*EXERCISE*: Find the line containing "Parse this screenshot: output". Retype it and every line after it through the end of the entries, exactly as written, with nothing added.

*Stored entries*:

::::

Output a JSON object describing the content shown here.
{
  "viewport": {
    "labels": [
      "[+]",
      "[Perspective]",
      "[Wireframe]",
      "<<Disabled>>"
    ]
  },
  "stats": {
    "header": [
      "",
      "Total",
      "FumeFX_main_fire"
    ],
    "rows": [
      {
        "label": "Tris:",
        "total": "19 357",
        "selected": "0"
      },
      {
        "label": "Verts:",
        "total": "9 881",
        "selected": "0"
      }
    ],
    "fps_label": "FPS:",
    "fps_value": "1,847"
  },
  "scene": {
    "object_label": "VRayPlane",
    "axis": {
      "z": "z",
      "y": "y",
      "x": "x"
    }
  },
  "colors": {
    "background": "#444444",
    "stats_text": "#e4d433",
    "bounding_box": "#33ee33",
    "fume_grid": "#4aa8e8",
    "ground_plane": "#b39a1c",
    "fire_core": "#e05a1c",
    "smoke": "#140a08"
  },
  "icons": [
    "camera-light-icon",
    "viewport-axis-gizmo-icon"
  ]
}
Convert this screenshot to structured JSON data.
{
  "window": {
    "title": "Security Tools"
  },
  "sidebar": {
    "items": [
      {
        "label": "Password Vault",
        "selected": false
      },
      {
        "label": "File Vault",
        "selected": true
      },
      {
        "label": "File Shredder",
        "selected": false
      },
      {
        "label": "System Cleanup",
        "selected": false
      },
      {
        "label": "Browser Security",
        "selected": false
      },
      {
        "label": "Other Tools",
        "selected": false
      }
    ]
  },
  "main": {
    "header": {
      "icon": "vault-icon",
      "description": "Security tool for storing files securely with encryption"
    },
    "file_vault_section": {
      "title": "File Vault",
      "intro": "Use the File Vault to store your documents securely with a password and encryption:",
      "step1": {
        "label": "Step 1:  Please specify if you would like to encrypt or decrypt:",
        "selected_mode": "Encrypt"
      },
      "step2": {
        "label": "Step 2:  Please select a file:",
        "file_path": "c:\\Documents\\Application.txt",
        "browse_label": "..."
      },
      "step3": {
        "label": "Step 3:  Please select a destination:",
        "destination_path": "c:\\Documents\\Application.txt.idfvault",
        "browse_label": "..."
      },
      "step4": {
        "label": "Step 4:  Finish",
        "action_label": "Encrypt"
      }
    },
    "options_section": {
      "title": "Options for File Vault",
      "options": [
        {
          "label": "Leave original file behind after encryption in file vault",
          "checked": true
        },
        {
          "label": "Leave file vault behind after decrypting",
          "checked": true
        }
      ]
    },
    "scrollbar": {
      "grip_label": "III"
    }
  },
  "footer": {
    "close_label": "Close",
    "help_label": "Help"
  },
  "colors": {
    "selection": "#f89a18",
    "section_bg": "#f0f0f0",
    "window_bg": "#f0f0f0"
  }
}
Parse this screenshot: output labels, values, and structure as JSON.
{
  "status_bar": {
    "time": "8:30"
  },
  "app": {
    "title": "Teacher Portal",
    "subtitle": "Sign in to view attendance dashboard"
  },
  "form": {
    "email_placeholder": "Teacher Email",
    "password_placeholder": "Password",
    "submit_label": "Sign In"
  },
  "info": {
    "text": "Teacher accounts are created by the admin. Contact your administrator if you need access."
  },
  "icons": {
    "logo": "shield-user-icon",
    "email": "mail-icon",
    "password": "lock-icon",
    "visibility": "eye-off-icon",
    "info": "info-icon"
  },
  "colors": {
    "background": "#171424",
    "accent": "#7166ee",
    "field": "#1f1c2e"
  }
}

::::

*FINISHED EXERCISE*:
Parse this screenshot: output labels, values, and structure as JSON.
{
  "status_bar": {
    "time": "8:30"
  },
  "app": {
    "title": "Teacher Portal",
    "subtitle": "Sign in to view attendance dashboard"
  },
  "form": {
    "email_placeholder": "Teacher Email",
    "password_placeholder": "Password",
    "submit_label": "Sign In"
  },
  "info": {
    "text": "Teacher accounts are created by the admin. Contact your administrator if you need access."
  },
  "icons": {
    "logo": "shield-user-icon",
    "email": "mail-icon",
    "password": "lock-icon",
    "visibility": "eye-off-icon",
    "info": "info-icon"
  },
  "colors": {
    "background": "#171424",
    "accent": "#7166ee",
    "field": "#1f1c2e"
  }
}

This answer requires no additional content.